A Sexual Abuse Lawsuit Is Rattling Christian Homeschoolers
Last fall, Douglas Phillips, a fundamentalist Christian homeschooling guru and leading proponent of the “Biblical Patriarchy” movement, shocked his followers by publicly admitting that he had a relationship with a woman other than his wife, and subsequently shuttered his popular—and lucrative—Vision Forum ministries. Given that philandering religious leaders are a dime a dozen, the story seemed pretty unremarkable at the time. Sure, it was sad news for Phillips and his fundamentalist friends, an illustrious circle that included Kirk Cameron, Creationist talking head Ken Ham, and the Duggar vagina militia. But mostly, it just looked like another minister getting a taste of forbidden fruit.
“There has been serious sin in my life for which God has graciously brought me to repentance,” Phillips said in a statement posted to Vision Forum’s website. “I engaged in a lengthy, inappropriate relationship with a woman. While we did not ‘know’ each other in a Biblical sense, it was nevertheless inappropriately romantic and affectionate.”
Then, last week, the bomb dropped. The woman with whom Phillips was involved, 29-year-old Lourdes Torres, slapped both him and Vision Forum with a lawsuit that indicates Phillips dramatically understated the nature of their “inappropriate relationship”—not least by implying that it was consensual. In the suit, Torres accuses him of sexual battery, exploitation, assault, and fraud, among other charges, and claims he used her as a “personal sex object” over the course of several years, including while she was working as a nanny in Phillips’s home. Torres is also suing Phillips’s now-defunct Vision Forum Ministries, and its for-profit arm, for negligent supervision and retention—in other words, for knowing about the abuse and not doing anything to stop it or remove Phillips from his leadership roles.
According to the lawsuit, Phillips met Torres and her family at a homeschooling conference in 1999, when Torres was just 15. It claims that Phillips then proceeded to “methodically groom” the teenage girl, inviting Torres on family vacations, taking her on as a nanny for his kids, and showering her with compliments, money, and spiritual advice, until eventually she moved into the Phillips’s home as a nanny in 2007.
That’s when the allegations get gross:
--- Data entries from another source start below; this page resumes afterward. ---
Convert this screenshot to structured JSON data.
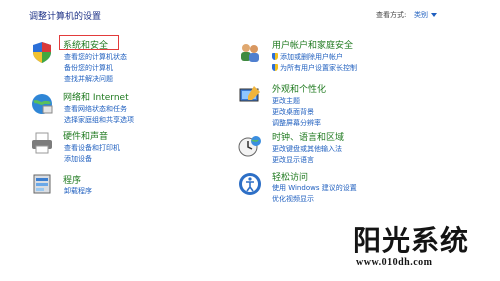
{
  "header": {
    "title": "调整计算机的设置",
    "view_by_label": "查看方式:",
    "view_by_value": "类别"
  },
  "categories": [
    {
      "title": "系统和安全",
      "icon": "security-shield-icon",
      "links": [
        "查看您的计算机状态",
        "备份您的计算机",
        "查找并解决问题"
      ]
    },
    {
      "title": "网络和 Internet",
      "icon": "network-globe-icon",
      "links": [
        "查看网络状态和任务",
        "选择家庭组和共享选项"
      ]
    },
    {
      "title": "硬件和声音",
      "icon": "printer-icon",
      "links": [
        "查看设备和打印机",
        "添加设备"
      ]
    },
    {
      "title": "程序",
      "icon": "programs-icon",
      "links": [
        "卸载程序"
      ]
    },
    {
      "title": "用户帐户和家庭安全",
      "icon": "users-icon",
      "links": [
        "添加或删除用户帐户",
        "为所有用户设置家长控制"
      ]
    },
    {
      "title": "外观和个性化",
      "icon": "appearance-icon",
      "links": [
        "更改主题",
        "更改桌面背景",
        "调整屏幕分辨率"
      ]
    },
    {
      "title": "时钟、语言和区域",
      "icon": "clock-globe-icon",
      "links": [
        "更改键盘或其他输入法",
        "更改显示语言"
      ]
    },
    {
      "title": "轻松访问",
      "icon": "accessibility-icon",
      "links": [
        "使用 Windows 建议的设置",
        "优化视频显示"
      ]
    }
  ],
  "watermark": {
    "brand": "阳光系统",
    "url": "www.010dh.com"
  },
  "colors": {
    "title_blue": "#1e3287",
    "link_blue": "#1f5fbf",
    "category_green": "#1f7a1f",
    "highlight_red": "#e23b3b"
  }
}
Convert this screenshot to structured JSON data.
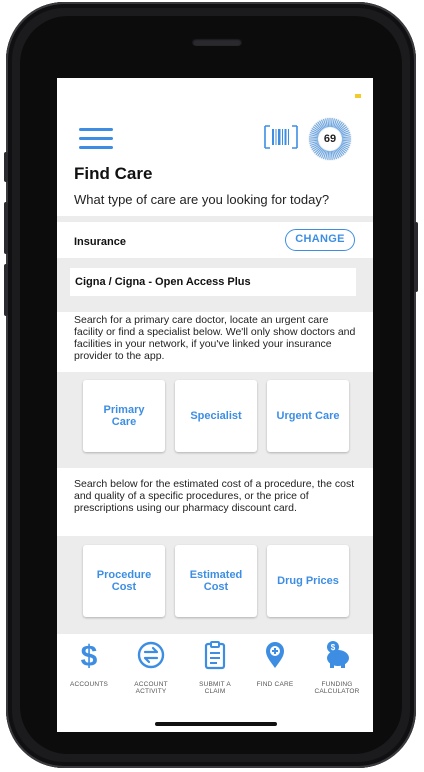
{
  "header": {
    "title": "Find Care",
    "subtitle": "What type of care are you looking for today?",
    "score": "69",
    "menu_icon": "hamburger-menu-icon",
    "barcode_icon": "barcode-icon"
  },
  "insurance": {
    "label": "Insurance",
    "change_label": "CHANGE",
    "plan": "Cigna / Cigna - Open Access Plus"
  },
  "care_section": {
    "description": "Search for a primary care doctor, locate an urgent care facility or find a specialist below. We'll only show doctors and facilities in your network, if you've linked your insurance provider to the app.",
    "cards": [
      {
        "label": "Primary Care"
      },
      {
        "label": "Specialist"
      },
      {
        "label": "Urgent Care"
      }
    ]
  },
  "cost_section": {
    "description": "Search below for the estimated cost of a procedure, the cost and quality of a specific procedures, or the price of prescriptions using our pharmacy discount card.",
    "cards": [
      {
        "label": "Procedure Cost"
      },
      {
        "label": "Estimated Cost"
      },
      {
        "label": "Drug Prices"
      }
    ]
  },
  "bottom_nav": {
    "items": [
      {
        "label": "ACCOUNTS",
        "icon": "dollar-icon"
      },
      {
        "label": "ACCOUNT ACTIVITY",
        "icon": "exchange-icon"
      },
      {
        "label": "SUBMIT A CLAIM",
        "icon": "clipboard-icon"
      },
      {
        "label": "FIND CARE",
        "icon": "location-pin-icon"
      },
      {
        "label": "FUNDING CALCULATOR",
        "icon": "piggy-bank-icon"
      }
    ]
  },
  "colors": {
    "accent": "#3d8ee3",
    "band": "#ececec",
    "status_dot": "#f2cc2b"
  }
}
While Ms. Torres was living with Douglas Phillips and his family in October of 2007, Douglas Phillips entered Ms. Torres’s bedroom and without her consent began touching her breasts, stomach, back, neck, and waist. Phillips then began to masturbate and ejaculated on her. Ms. Torres asked Phillips to stop and broke down crying. Despite Ms. Torres’s repeated requests for Phillips to stop masturbating and ejaculating on her, Phillips proceeded to return and repeat this perverse and offensive conduct. Each night that Phillips returned, Ms. Torres requested that he stop. Defendant blatantly disregarded her requests but continued to masturbate and ejaculate on her each night.
The 30-page complaint goes on to sketch a devastating picture of Phillips and his ministry, offering a glimpse into the darker side of the Biblical Patriarchy movement that has taken root in some corners of Christian fundamentalism. In the belief system advocated by Phillips and Vision Forum, men have spiritual authority and dominion over church and family, while women are expected to submit absolutely to their fathers and husbands in all aspects of life.